→ **YOUR ASSIGNMENT**
Check the material that follows and say how many lines include the string "value", giving the number alone.

<<<<

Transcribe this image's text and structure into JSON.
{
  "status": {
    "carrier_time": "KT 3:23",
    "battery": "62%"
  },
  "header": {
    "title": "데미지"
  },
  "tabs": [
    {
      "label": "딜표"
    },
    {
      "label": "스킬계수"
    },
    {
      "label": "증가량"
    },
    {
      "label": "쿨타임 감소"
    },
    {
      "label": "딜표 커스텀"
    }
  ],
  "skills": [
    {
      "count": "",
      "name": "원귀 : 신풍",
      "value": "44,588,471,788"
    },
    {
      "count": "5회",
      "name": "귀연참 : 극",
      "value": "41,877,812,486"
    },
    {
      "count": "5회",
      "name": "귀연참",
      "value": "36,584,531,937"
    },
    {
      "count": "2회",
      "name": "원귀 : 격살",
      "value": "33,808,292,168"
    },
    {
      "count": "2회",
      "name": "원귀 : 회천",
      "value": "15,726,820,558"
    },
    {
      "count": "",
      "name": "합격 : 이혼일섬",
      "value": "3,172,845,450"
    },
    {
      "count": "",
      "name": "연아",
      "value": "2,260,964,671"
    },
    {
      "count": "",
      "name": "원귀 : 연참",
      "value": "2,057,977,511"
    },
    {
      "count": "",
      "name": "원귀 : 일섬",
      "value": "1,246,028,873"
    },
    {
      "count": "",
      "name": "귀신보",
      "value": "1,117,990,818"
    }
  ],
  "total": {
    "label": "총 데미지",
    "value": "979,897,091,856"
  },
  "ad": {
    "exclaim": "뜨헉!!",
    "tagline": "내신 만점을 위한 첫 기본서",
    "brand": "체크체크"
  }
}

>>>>

→ **WRITTEN SOLUTION**
11